***** Material provided

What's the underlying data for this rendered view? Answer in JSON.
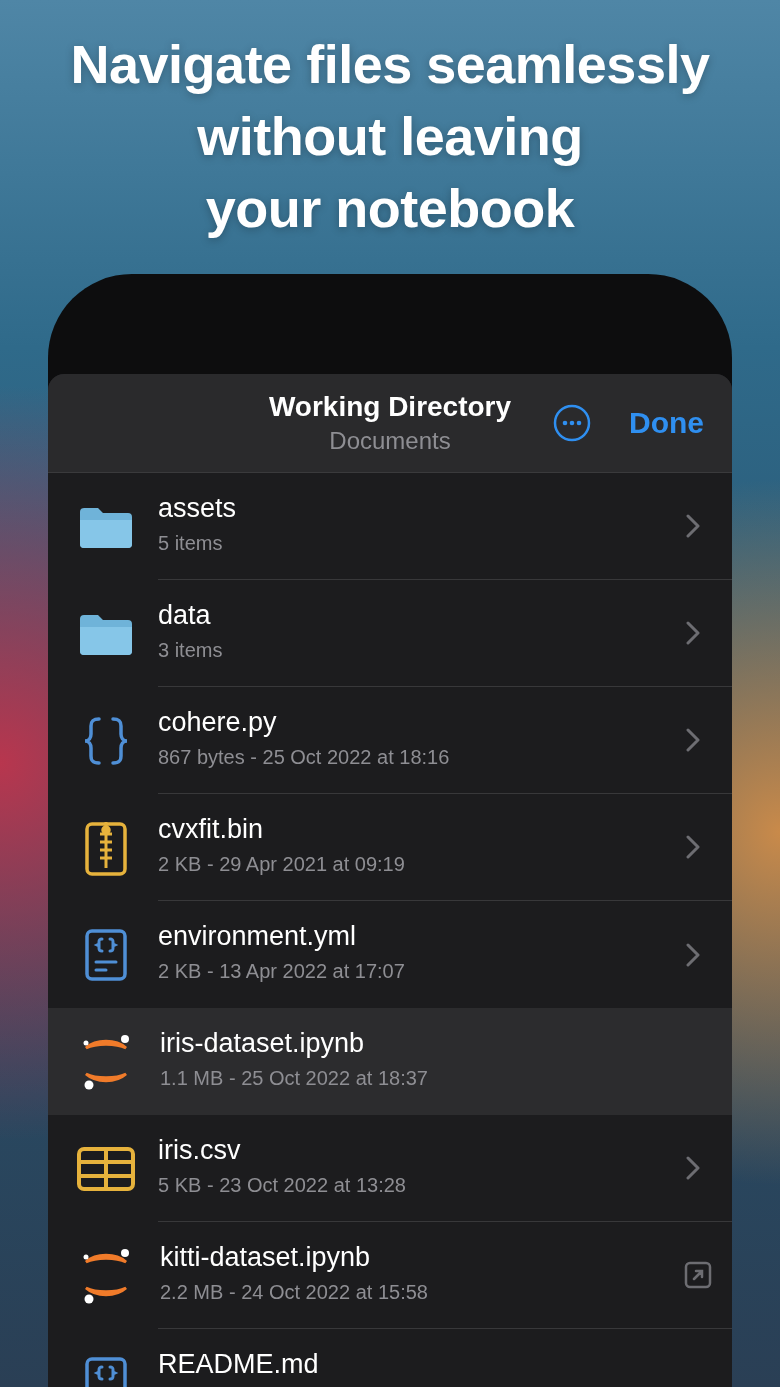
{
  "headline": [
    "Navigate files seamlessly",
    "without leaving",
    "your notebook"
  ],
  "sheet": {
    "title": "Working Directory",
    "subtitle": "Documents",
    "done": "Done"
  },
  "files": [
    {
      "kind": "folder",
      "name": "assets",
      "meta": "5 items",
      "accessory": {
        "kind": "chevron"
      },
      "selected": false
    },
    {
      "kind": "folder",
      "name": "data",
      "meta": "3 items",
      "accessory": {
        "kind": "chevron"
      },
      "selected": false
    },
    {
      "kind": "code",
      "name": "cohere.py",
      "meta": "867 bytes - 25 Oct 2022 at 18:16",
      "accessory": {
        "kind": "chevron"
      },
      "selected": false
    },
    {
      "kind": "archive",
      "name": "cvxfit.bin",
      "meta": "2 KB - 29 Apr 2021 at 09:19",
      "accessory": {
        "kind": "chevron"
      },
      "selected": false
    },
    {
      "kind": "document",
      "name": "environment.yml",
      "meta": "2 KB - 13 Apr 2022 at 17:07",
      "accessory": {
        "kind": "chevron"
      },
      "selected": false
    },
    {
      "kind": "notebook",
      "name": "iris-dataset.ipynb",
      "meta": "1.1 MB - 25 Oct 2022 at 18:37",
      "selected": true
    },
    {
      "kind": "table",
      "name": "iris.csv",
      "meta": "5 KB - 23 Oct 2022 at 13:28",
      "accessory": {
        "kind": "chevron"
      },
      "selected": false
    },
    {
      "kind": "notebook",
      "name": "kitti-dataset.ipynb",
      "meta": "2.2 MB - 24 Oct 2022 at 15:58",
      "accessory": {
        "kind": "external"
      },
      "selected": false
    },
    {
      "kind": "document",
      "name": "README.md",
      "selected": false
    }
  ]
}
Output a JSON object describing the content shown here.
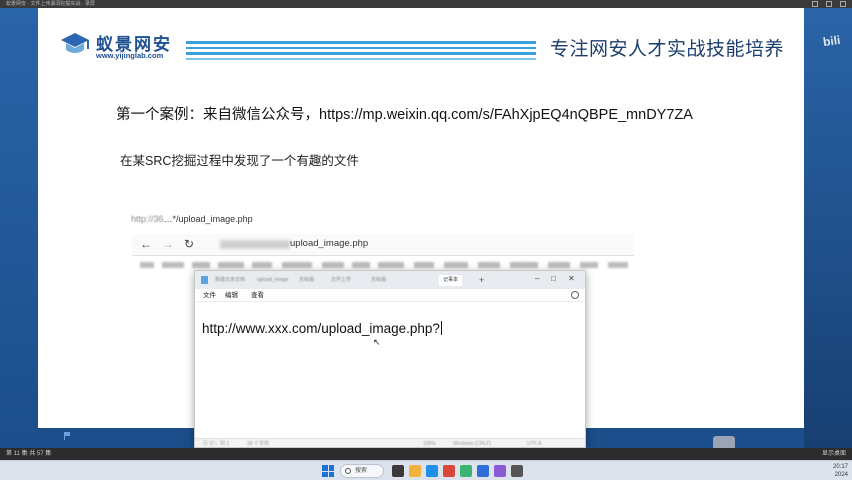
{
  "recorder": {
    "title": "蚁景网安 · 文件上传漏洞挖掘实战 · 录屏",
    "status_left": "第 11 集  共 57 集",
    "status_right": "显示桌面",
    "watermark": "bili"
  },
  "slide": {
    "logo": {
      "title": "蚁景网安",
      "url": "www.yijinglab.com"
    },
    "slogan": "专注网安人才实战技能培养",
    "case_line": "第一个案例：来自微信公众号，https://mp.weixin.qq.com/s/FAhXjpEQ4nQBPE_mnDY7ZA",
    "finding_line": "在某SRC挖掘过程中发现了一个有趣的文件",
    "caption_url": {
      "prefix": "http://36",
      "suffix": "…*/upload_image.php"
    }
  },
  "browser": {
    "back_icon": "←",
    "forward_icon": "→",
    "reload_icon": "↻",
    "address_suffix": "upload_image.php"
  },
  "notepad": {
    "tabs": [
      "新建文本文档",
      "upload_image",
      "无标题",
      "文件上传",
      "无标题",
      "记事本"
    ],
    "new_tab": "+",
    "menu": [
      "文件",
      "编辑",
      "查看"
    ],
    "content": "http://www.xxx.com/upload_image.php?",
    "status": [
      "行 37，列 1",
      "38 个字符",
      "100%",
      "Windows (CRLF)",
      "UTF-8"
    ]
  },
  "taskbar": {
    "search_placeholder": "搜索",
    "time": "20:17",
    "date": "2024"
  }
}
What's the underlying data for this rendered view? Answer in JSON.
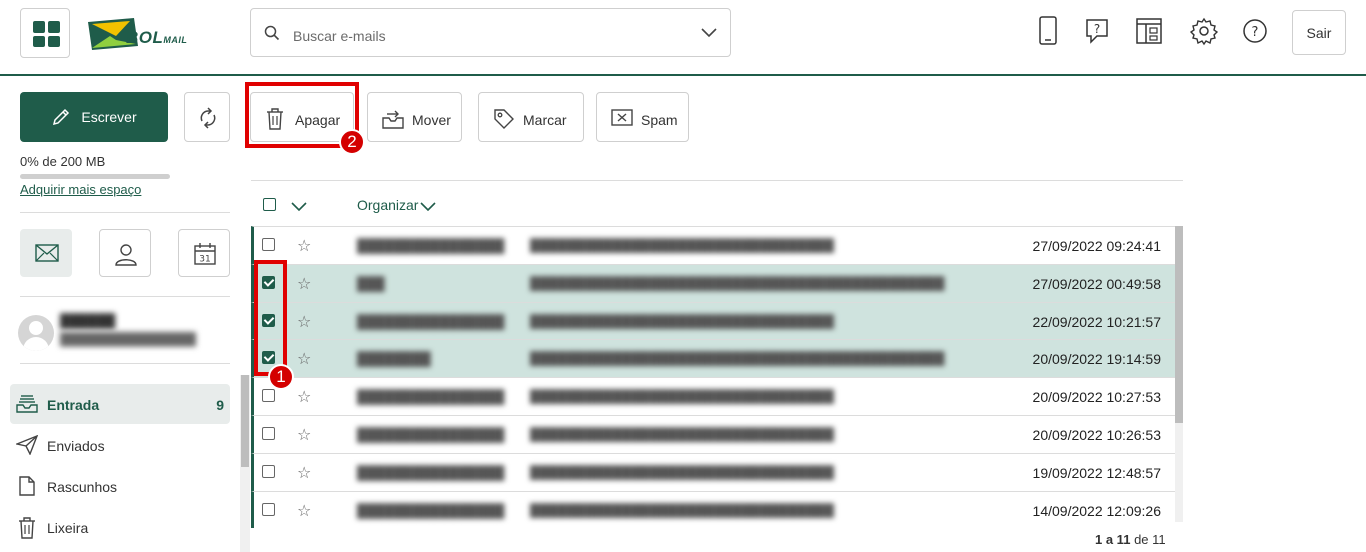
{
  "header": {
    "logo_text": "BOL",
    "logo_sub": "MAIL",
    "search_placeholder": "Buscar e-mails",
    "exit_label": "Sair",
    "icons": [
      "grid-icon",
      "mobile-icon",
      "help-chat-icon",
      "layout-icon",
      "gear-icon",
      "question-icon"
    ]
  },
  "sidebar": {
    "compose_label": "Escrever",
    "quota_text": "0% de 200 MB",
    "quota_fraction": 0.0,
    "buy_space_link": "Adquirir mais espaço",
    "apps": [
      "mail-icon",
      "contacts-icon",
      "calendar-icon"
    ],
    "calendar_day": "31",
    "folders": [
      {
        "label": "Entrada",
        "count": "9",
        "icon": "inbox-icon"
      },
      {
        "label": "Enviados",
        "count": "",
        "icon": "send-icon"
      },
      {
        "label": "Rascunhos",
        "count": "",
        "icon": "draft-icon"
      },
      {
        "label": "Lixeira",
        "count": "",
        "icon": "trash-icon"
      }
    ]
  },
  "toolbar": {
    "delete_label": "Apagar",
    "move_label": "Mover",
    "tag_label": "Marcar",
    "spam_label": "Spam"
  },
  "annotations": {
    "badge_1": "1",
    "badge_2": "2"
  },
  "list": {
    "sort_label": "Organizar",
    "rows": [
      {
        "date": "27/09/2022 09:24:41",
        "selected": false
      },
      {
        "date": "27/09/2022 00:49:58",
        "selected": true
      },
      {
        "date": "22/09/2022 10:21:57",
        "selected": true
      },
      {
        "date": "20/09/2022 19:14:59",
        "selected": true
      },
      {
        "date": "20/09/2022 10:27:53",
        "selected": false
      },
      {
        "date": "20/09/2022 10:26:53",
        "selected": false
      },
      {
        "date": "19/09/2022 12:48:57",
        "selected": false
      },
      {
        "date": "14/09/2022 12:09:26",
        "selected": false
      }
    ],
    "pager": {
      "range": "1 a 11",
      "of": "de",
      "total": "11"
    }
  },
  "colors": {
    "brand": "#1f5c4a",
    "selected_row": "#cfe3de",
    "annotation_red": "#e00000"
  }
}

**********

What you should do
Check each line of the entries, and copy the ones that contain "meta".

Answer for the task
      "meta": "5 items",
      "meta": "3 items",
      "meta": "867 bytes - 25 Oct 2022 at 18:16",
      "meta": "2 KB - 29 Apr 2021 at 09:19",
      "meta": "2 KB - 13 Apr 2022 at 17:07",
      "meta": "1.1 MB - 25 Oct 2022 at 18:37",
      "meta": "5 KB - 23 Oct 2022 at 13:28",
      "meta": "2.2 MB - 24 Oct 2022 at 15:58",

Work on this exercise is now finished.